**Task to complete:** List each line of the data that holds the string "title", please.

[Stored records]
# # #

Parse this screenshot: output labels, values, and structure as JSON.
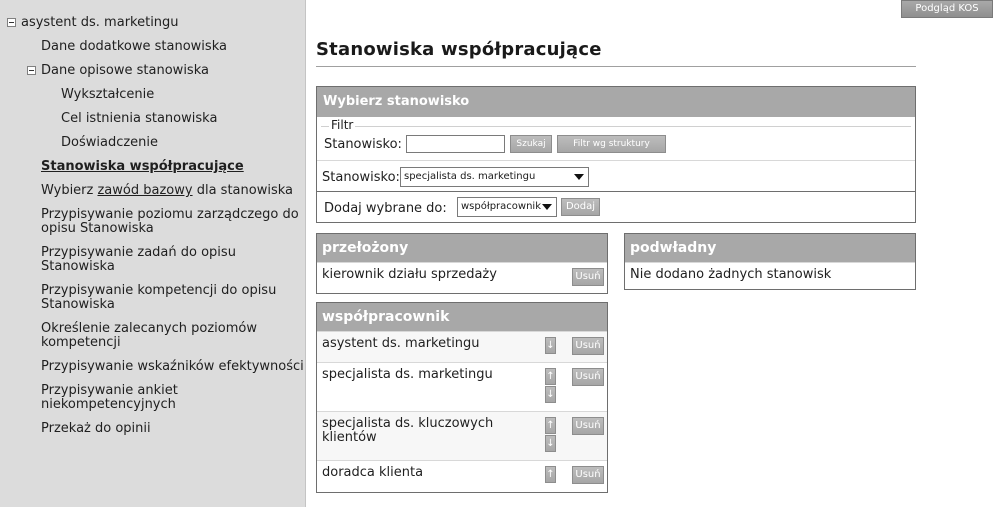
{
  "top_button": "Podgląd KOS",
  "sidebar": {
    "root": "asystent ds. marketingu",
    "items": [
      {
        "label": "Dane dodatkowe stanowiska"
      },
      {
        "label": "Dane opisowe stanowiska"
      },
      {
        "label": "Wykształcenie"
      },
      {
        "label": "Cel istnienia stanowiska"
      },
      {
        "label": "Doświadczenie"
      },
      {
        "label": "Stanowiska współpracujące"
      },
      {
        "label_pre": "Wybierz ",
        "label_link": "zawód bazowy",
        "label_post": " dla stanowiska"
      },
      {
        "label": "Przypisywanie poziomu zarządczego do opisu Stanowiska"
      },
      {
        "label": "Przypisywanie zadań do opisu Stanowiska"
      },
      {
        "label": "Przypisywanie kompetencji do opisu Stanowiska"
      },
      {
        "label": "Określenie zalecanych poziomów kompetencji"
      },
      {
        "label": "Przypisywanie wskaźników efektywności"
      },
      {
        "label": "Przypisywanie ankiet niekompetencyjnych"
      },
      {
        "label": "Przekaż do opinii"
      }
    ]
  },
  "main": {
    "title": "Stanowiska współpracujące",
    "select_panel": {
      "header": "Wybierz stanowisko",
      "filter_legend": "Filtr",
      "filter_label": "Stanowisko:",
      "filter_value": "",
      "search_button": "Szukaj",
      "structure_button": "Filtr wg struktury",
      "position_label": "Stanowisko:",
      "position_selected": "specjalista ds. marketingu",
      "add_label": "Dodaj wybrane do:",
      "add_selected": "współpracownik",
      "add_button": "Dodaj"
    },
    "superior": {
      "header": "przełożony",
      "rows": [
        {
          "name": "kierownik działu sprzedaży",
          "delete": "Usuń"
        }
      ]
    },
    "subordinate": {
      "header": "podwładny",
      "empty": "Nie dodano żadnych stanowisk"
    },
    "coworker": {
      "header": "współpracownik",
      "up_icon": "arrow-up-icon",
      "down_icon": "arrow-down-icon",
      "rows": [
        {
          "name": "asystent ds. marketingu",
          "delete": "Usuń"
        },
        {
          "name": "specjalista ds. marketingu",
          "delete": "Usuń"
        },
        {
          "name": "specjalista ds. kluczowych klientów",
          "delete": "Usuń"
        },
        {
          "name": "doradca klienta",
          "delete": "Usuń"
        }
      ]
    }
  }
}
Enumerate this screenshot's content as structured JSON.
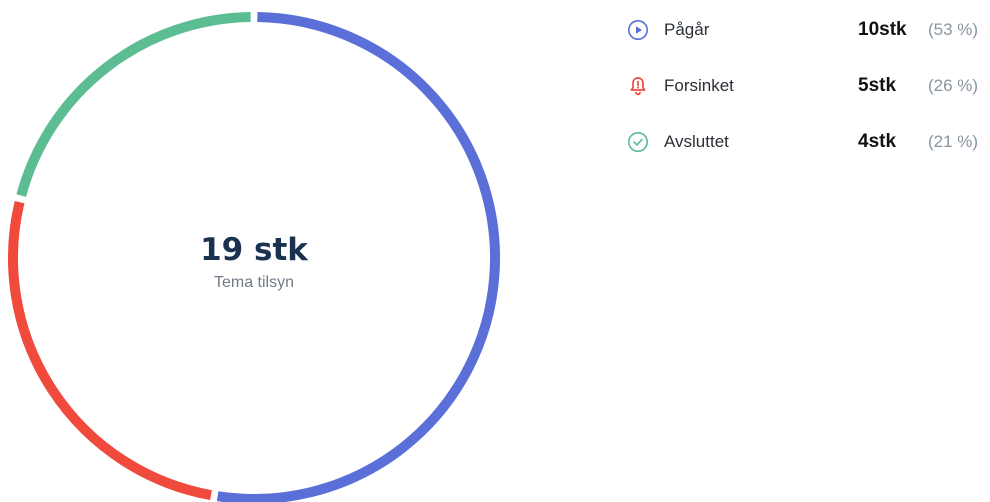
{
  "center": {
    "value": "19 stk",
    "caption": "Tema tilsyn"
  },
  "legend": [
    {
      "label": "Pågår",
      "count": "10stk",
      "percent": "(53 %)",
      "icon": "play-circle-icon",
      "color": "#5b6fd8"
    },
    {
      "label": "Forsinket",
      "count": "5stk",
      "percent": "(26 %)",
      "icon": "bell-alert-icon",
      "color": "#f04a3c"
    },
    {
      "label": "Avsluttet",
      "count": "4stk",
      "percent": "(21 %)",
      "icon": "check-circle-icon",
      "color": "#5cbc92"
    }
  ],
  "chart_data": {
    "type": "pie",
    "style": "donut",
    "categories": [
      "Pågår",
      "Forsinket",
      "Avsluttet"
    ],
    "values": [
      10,
      5,
      4
    ],
    "percentages": [
      53,
      26,
      21
    ],
    "colors": [
      "#5b6fd8",
      "#f04a3c",
      "#5cbc92"
    ],
    "total": 19,
    "unit": "stk",
    "start": "top",
    "direction": "clockwise",
    "legend_position": "right"
  }
}
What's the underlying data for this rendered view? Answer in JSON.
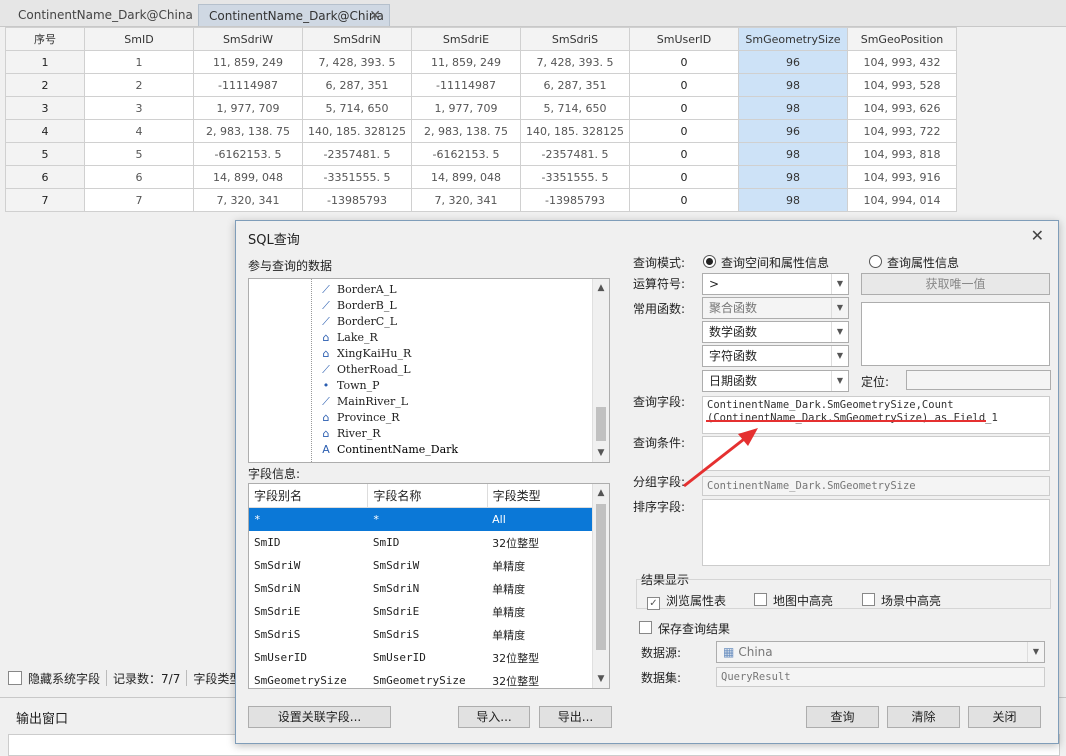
{
  "tabs": [
    {
      "label": "ContinentName_Dark@China"
    },
    {
      "label": "ContinentName_Dark@China"
    }
  ],
  "grid": {
    "headers": [
      "序号",
      "SmID",
      "SmSdriW",
      "SmSdriN",
      "SmSdriE",
      "SmSdriS",
      "SmUserID",
      "SmGeometrySize",
      "SmGeoPosition"
    ],
    "rows": [
      [
        "1",
        "1",
        "11, 859, 249",
        "7, 428, 393. 5",
        "11, 859, 249",
        "7, 428, 393. 5",
        "0",
        "96",
        "104, 993, 432"
      ],
      [
        "2",
        "2",
        "-11114987",
        "6, 287, 351",
        "-11114987",
        "6, 287, 351",
        "0",
        "98",
        "104, 993, 528"
      ],
      [
        "3",
        "3",
        "1, 977, 709",
        "5, 714, 650",
        "1, 977, 709",
        "5, 714, 650",
        "0",
        "98",
        "104, 993, 626"
      ],
      [
        "4",
        "4",
        "2, 983, 138. 75",
        "140, 185. 328125",
        "2, 983, 138. 75",
        "140, 185. 328125",
        "0",
        "96",
        "104, 993, 722"
      ],
      [
        "5",
        "5",
        "-6162153. 5",
        "-2357481. 5",
        "-6162153. 5",
        "-2357481. 5",
        "0",
        "98",
        "104, 993, 818"
      ],
      [
        "6",
        "6",
        "14, 899, 048",
        "-3351555. 5",
        "14, 899, 048",
        "-3351555. 5",
        "0",
        "98",
        "104, 993, 916"
      ],
      [
        "7",
        "7",
        "7, 320, 341",
        "-13985793",
        "7, 320, 341",
        "-13985793",
        "0",
        "98",
        "104, 994, 014"
      ]
    ]
  },
  "status": {
    "hide_system_fields": "隐藏系统字段",
    "record_count": "记录数：7/7",
    "field_type": "字段类型"
  },
  "output": {
    "title": "输出窗口"
  },
  "dialog": {
    "title": "SQL查询",
    "data_label": "参与查询的数据",
    "layers": [
      {
        "name": "BorderA_L",
        "icon": "line-layer-icon",
        "glyph": "⟋"
      },
      {
        "name": "BorderB_L",
        "icon": "line-layer-icon",
        "glyph": "⟋"
      },
      {
        "name": "BorderC_L",
        "icon": "line-layer-icon",
        "glyph": "⟋"
      },
      {
        "name": "Lake_R",
        "icon": "region-layer-icon",
        "glyph": "⌂"
      },
      {
        "name": "XingKaiHu_R",
        "icon": "region-layer-icon",
        "glyph": "⌂"
      },
      {
        "name": "OtherRoad_L",
        "icon": "line-layer-icon",
        "glyph": "⟋"
      },
      {
        "name": "Town_P",
        "icon": "point-layer-icon",
        "glyph": "•"
      },
      {
        "name": "MainRiver_L",
        "icon": "line-layer-icon",
        "glyph": "⟋"
      },
      {
        "name": "Province_R",
        "icon": "region-layer-icon",
        "glyph": "⌂"
      },
      {
        "name": "River_R",
        "icon": "region-layer-icon",
        "glyph": "⌂"
      },
      {
        "name": "ContinentName_Dark",
        "icon": "text-layer-icon",
        "glyph": "A"
      }
    ],
    "field_info_label": "字段信息:",
    "field_headers": [
      "字段别名",
      "字段名称",
      "字段类型"
    ],
    "fields": [
      [
        "*",
        "*",
        "All"
      ],
      [
        "SmID",
        "SmID",
        "32位整型"
      ],
      [
        "SmSdriW",
        "SmSdriW",
        "单精度"
      ],
      [
        "SmSdriN",
        "SmSdriN",
        "单精度"
      ],
      [
        "SmSdriE",
        "SmSdriE",
        "单精度"
      ],
      [
        "SmSdriS",
        "SmSdriS",
        "单精度"
      ],
      [
        "SmUserID",
        "SmUserID",
        "32位整型"
      ],
      [
        "SmGeometrySize",
        "SmGeometrySize",
        "32位整型"
      ]
    ],
    "query_mode_label": "查询模式:",
    "mode_spatial_attr": "查询空间和属性信息",
    "mode_attr": "查询属性信息",
    "operator_label": "运算符号:",
    "operator_value": ">",
    "get_unique_button": "获取唯一值",
    "functions_label": "常用函数:",
    "functions": [
      "聚合函数",
      "数学函数",
      "字符函数",
      "日期函数"
    ],
    "locate_label": "定位:",
    "query_field_label": "查询字段:",
    "query_field_value": "ContinentName_Dark.SmGeometrySize,Count (ContinentName_Dark.SmGeometrySize) as Field_1",
    "query_condition_label": "查询条件:",
    "group_field_label": "分组字段:",
    "group_field_value": "ContinentName_Dark.SmGeometrySize",
    "sort_field_label": "排序字段:",
    "result_display_label": "结果显示",
    "browse_attr": "浏览属性表",
    "map_highlight": "地图中高亮",
    "scene_highlight": "场景中高亮",
    "save_result": "保存查询结果",
    "datasource_label": "数据源:",
    "datasource_value": "China",
    "dataset_label": "数据集:",
    "dataset_value": "QueryResult",
    "buttons": {
      "set_join": "设置关联字段...",
      "import": "导入...",
      "export": "导出...",
      "query": "查询",
      "clear": "清除",
      "close": "关闭"
    }
  },
  "colors": {
    "selection": "#cde2f7",
    "row_selected": "#0b78d7",
    "annotation": "#e53030"
  }
}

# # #

**Response to the task:**
    "title": "Stanowiska współpracujące",
    "title": "输出窗口"
    "title": "SQL查询",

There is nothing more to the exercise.